Small businesses and startups may not realize it, but who they interact with online could be affecting their credit scores and their ability to access financing.
According to a recent article from InformationWeek, an emerging group of lenders in the finance industry are adding a new component to determining whether or not companies should be extended loans: social media. These entities ask applicants to give them access to their accounts - whether they be Facebook or Twitter.
The purpose of these efforts is to understand businesses at a deeper level. The news provider explains that such lenders believe a FICO score only tells part of the story. Social media insight can include how present businesses are and how often they interact with customers via the sites - all of which makes them seem like more savvy owners and thus more attractive people to award financing to.
Other factors include the types of people and businesses to which applicants are connected and how they interact with the community, the news source wrote.
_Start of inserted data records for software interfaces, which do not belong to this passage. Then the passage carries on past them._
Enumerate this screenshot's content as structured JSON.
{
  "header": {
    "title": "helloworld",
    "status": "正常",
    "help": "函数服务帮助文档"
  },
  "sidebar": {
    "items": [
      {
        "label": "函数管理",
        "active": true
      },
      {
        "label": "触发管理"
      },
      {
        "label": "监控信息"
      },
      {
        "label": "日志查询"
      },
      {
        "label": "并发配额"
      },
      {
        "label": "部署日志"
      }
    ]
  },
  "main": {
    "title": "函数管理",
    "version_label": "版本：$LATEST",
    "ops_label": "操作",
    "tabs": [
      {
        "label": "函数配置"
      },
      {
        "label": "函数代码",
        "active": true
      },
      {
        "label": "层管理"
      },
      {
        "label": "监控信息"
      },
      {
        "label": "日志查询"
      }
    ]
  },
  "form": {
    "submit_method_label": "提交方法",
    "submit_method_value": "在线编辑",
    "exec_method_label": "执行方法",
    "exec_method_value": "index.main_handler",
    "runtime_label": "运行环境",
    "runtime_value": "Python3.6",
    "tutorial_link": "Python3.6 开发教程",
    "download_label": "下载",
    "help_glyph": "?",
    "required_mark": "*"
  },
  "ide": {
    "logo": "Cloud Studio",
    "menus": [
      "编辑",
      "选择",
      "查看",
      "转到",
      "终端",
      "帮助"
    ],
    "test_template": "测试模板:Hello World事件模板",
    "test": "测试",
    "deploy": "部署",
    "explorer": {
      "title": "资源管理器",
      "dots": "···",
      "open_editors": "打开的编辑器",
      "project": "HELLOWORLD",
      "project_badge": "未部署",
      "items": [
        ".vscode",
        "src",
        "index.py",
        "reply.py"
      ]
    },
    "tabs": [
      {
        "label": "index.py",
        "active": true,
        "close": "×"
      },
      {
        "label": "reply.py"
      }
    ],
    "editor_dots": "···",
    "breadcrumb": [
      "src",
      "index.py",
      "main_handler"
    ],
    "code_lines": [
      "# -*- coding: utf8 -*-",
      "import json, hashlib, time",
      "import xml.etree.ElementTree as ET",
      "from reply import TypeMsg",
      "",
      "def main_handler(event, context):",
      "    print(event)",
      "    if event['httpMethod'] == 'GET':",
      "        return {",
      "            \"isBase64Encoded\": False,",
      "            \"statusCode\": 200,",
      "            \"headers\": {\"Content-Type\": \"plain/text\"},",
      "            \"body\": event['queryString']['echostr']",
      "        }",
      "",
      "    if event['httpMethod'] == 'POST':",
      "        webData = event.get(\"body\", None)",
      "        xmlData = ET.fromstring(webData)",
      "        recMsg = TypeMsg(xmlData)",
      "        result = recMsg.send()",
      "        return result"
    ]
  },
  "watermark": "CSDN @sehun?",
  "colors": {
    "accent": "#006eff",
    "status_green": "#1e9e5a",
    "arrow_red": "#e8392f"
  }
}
Businesses are considered to have similar traits as those with whom they network. If they converse and build relationships with firms and individuals who have demonstrated responsibility and success, this could help companies access credit, as they will be considered to have similar values and behavioral patterns. In essence, it matters what's happening online.
However, among some organizations this causes alarm rather than eases fears. Digital Trends recently explained, though, that they should stay calm. Creditors have actually been doing this for years, and it doesn't affect any actual credit scores. The move just represents an opening of new factors to assessing the reliability and worthiness of applicants in a more holistic fashion.